═════ Task input

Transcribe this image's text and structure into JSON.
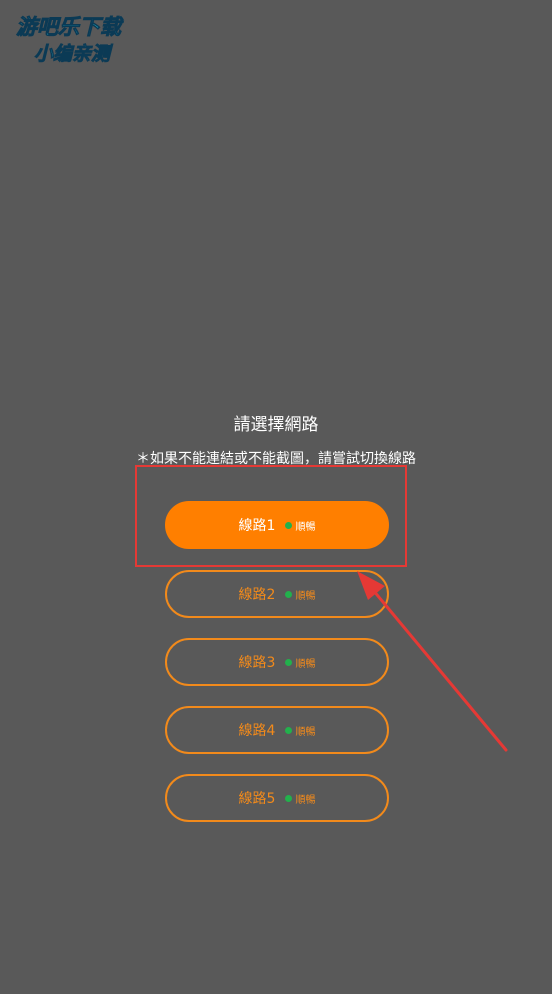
{
  "watermark": {
    "line1": "游吧乐下载",
    "line2": "小编亲测"
  },
  "dialog": {
    "title": "請選擇網路",
    "hint": "＊如果不能連結或不能截圖，請嘗試切換線路"
  },
  "lines": [
    {
      "label": "線路1",
      "status": "順暢"
    },
    {
      "label": "線路2",
      "status": "順暢"
    },
    {
      "label": "線路3",
      "status": "順暢"
    },
    {
      "label": "線路4",
      "status": "順暢"
    },
    {
      "label": "線路5",
      "status": "順暢"
    }
  ],
  "colors": {
    "background": "#595959",
    "accent": "#ff7f00",
    "status_dot": "#22b14c",
    "annotation": "#e53935"
  }
}
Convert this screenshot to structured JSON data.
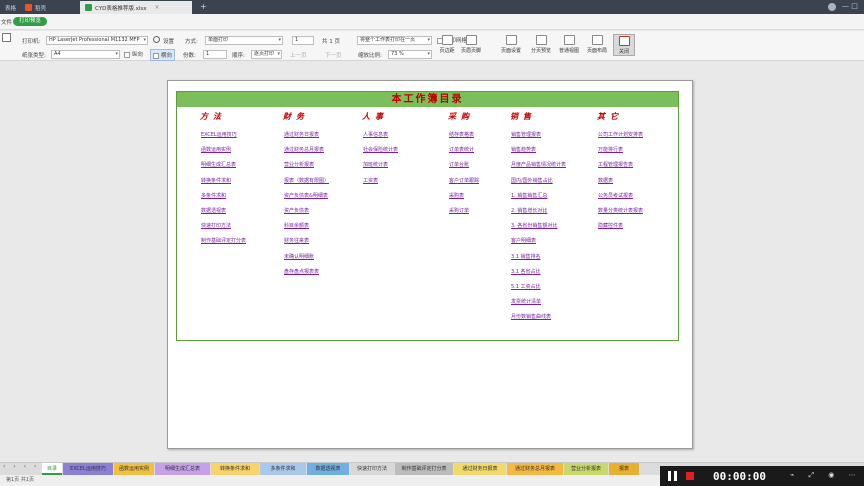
{
  "titlebar": {
    "tabs": [
      {
        "label": "表格",
        "icon": "home-icon"
      },
      {
        "label": "稻壳",
        "icon": "docer-icon"
      },
      {
        "label": "CYD表格推荐版.xlsx",
        "icon": "spreadsheet-icon"
      }
    ],
    "add_tab": "+"
  },
  "menu": {
    "item": "文件",
    "active_mode": "打印预览"
  },
  "ribbon": {
    "printer_label": "打印机:",
    "printer_value": "HP LaserJet Professional M1132 MFP",
    "settings_label": "设置",
    "method_label": "方式:",
    "method_value": "单面打印",
    "pages_value": "1",
    "pages_total": "共 1 页",
    "scope_value": "将整个工作表打印在一页",
    "print_grid_label": "打印网格线",
    "paper_label": "纸张类型:",
    "paper_value": "A4",
    "portrait_label": "纵向",
    "landscape_label": "横向",
    "copies_label": "份数:",
    "copies_value": "1",
    "order_label": "顺序:",
    "order_value": "逐页打印",
    "prev_page": "上一页",
    "next_page": "下一页",
    "zoom_label": "缩放比例:",
    "zoom_value": "73 %",
    "buttons": [
      "页边距",
      "页眉页脚",
      "页面设置",
      "分页预览",
      "普通视图",
      "页面布局",
      "关闭"
    ]
  },
  "sheet": {
    "title": "本工作簿目录",
    "columns": [
      {
        "heading": "方法",
        "links": [
          "EXCEL运用技巧",
          "函数运用实例",
          "明细生成汇总表",
          "转换条件求和",
          "多条件求和",
          "数据透视表",
          "快速打印方法",
          "制作基础评定打分表"
        ]
      },
      {
        "heading": "财务",
        "links": [
          "通过财务日报表",
          "通过财务总月报表",
          "营业分析报表",
          "报表（数据有限图）",
          "资产负债表&明细表",
          "资产负债表",
          "科目余额表",
          "财务往来表",
          "未确认明细账",
          "盘存盘点报表表"
        ]
      },
      {
        "heading": "人事",
        "links": [
          "人事信息表",
          "社会保险统计表",
          "加班统计表",
          "工资表"
        ]
      },
      {
        "heading": "采购",
        "links": [
          "结存表格表",
          "订单表统计",
          "订单台账",
          "客户订单跟踪",
          "采购表",
          "采购订单"
        ]
      },
      {
        "heading": "销售",
        "links": [
          "销售管理报表",
          "销售趋势表",
          "月度产品销售情况统计表",
          "国内/国外销售占比",
          "1. 销售销售汇总",
          "2. 销售增长对比",
          "3. 各省份销售额对比",
          "客户明细表",
          "3.1 销售排名",
          "3.1 各省占比",
          "5.1 工资占比",
          "发票统计清单",
          "月份数销售曲线表"
        ]
      },
      {
        "heading": "其它",
        "links": [
          "公司工作计划安排表",
          "万能排行表",
          "工程管理报告表",
          "数据表",
          "公务员考试报表",
          "数量分类统计表报表",
          "隐藏控件表"
        ]
      }
    ]
  },
  "sheet_tabs": [
    "目录",
    "EXCEL运用技巧",
    "函数运用实例",
    "明细生成汇总表",
    "转换条件求和",
    "多条件求和",
    "数据透视表",
    "快速打印方法",
    "制作基础评定打分表",
    "通过财务日报表",
    "通过财务总月报表",
    "营业分析报表",
    "报表"
  ],
  "status": {
    "page_info": "第1页 共1页"
  },
  "video": {
    "time": "00:00:00"
  }
}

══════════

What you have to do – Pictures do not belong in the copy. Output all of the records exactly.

Solution for this problem –
Transcribe this image's text and structure into JSON.
{
  "watermark": {
    "line1": "游吧乐下载",
    "line2": "小编亲测"
  },
  "dialog": {
    "title": "請選擇網路",
    "hint": "＊如果不能連結或不能截圖，請嘗試切換線路"
  },
  "lines": [
    {
      "label": "線路1",
      "status": "順暢"
    },
    {
      "label": "線路2",
      "status": "順暢"
    },
    {
      "label": "線路3",
      "status": "順暢"
    },
    {
      "label": "線路4",
      "status": "順暢"
    },
    {
      "label": "線路5",
      "status": "順暢"
    }
  ],
  "colors": {
    "background": "#595959",
    "accent": "#ff7f00",
    "status_dot": "#22b14c",
    "annotation": "#e53935"
  }
}
Convert this screenshot to structured JSON data.
{
  "titlebar": {
    "tabs": [
      {
        "label": "表格",
        "icon": "home-icon"
      },
      {
        "label": "稻壳",
        "icon": "docer-icon"
      },
      {
        "label": "CYD表格推荐版.xlsx",
        "icon": "spreadsheet-icon"
      }
    ],
    "add_tab": "+"
  },
  "menu": {
    "item": "文件",
    "active_mode": "打印预览"
  },
  "ribbon": {
    "printer_label": "打印机:",
    "printer_value": "HP LaserJet Professional M1132 MFP",
    "settings_label": "设置",
    "method_label": "方式:",
    "method_value": "单面打印",
    "pages_value": "1",
    "pages_total": "共 1 页",
    "scope_value": "将整个工作表打印在一页",
    "print_grid_label": "打印网格线",
    "paper_label": "纸张类型:",
    "paper_value": "A4",
    "portrait_label": "纵向",
    "landscape_label": "横向",
    "copies_label": "份数:",
    "copies_value": "1",
    "order_label": "顺序:",
    "order_value": "逐页打印",
    "prev_page": "上一页",
    "next_page": "下一页",
    "zoom_label": "缩放比例:",
    "zoom_value": "73 %",
    "buttons": [
      "页边距",
      "页眉页脚",
      "页面设置",
      "分页预览",
      "普通视图",
      "页面布局",
      "关闭"
    ]
  },
  "sheet": {
    "title": "本工作簿目录",
    "columns": [
      {
        "heading": "方法",
        "links": [
          "EXCEL运用技巧",
          "函数运用实例",
          "明细生成汇总表",
          "转换条件求和",
          "多条件求和",
          "数据透视表",
          "快速打印方法",
          "制作基础评定打分表"
        ]
      },
      {
        "heading": "财务",
        "links": [
          "通过财务日报表",
          "通过财务总月报表",
          "营业分析报表",
          "报表（数据有限图）",
          "资产负债表&明细表",
          "资产负债表",
          "科目余额表",
          "财务往来表",
          "未确认明细账",
          "盘存盘点报表表"
        ]
      },
      {
        "heading": "人事",
        "links": [
          "人事信息表",
          "社会保险统计表",
          "加班统计表",
          "工资表"
        ]
      },
      {
        "heading": "采购",
        "links": [
          "结存表格表",
          "订单表统计",
          "订单台账",
          "客户订单跟踪",
          "采购表",
          "采购订单"
        ]
      },
      {
        "heading": "销售",
        "links": [
          "销售管理报表",
          "销售趋势表",
          "月度产品销售情况统计表",
          "国内/国外销售占比",
          "1. 销售销售汇总",
          "2. 销售增长对比",
          "3. 各省份销售额对比",
          "客户明细表",
          "3.1 销售排名",
          "3.1 各省占比",
          "5.1 工资占比",
          "发票统计清单",
          "月份数销售曲线表"
        ]
      },
      {
        "heading": "其它",
        "links": [
          "公司工作计划安排表",
          "万能排行表",
          "工程管理报告表",
          "数据表",
          "公务员考试报表",
          "数量分类统计表报表",
          "隐藏控件表"
        ]
      }
    ]
  },
  "sheet_tabs": [
    "目录",
    "EXCEL运用技巧",
    "函数运用实例",
    "明细生成汇总表",
    "转换条件求和",
    "多条件求和",
    "数据透视表",
    "快速打印方法",
    "制作基础评定打分表",
    "通过财务日报表",
    "通过财务总月报表",
    "营业分析报表",
    "报表"
  ],
  "status": {
    "page_info": "第1页 共1页"
  },
  "video": {
    "time": "00:00:00"
  }
}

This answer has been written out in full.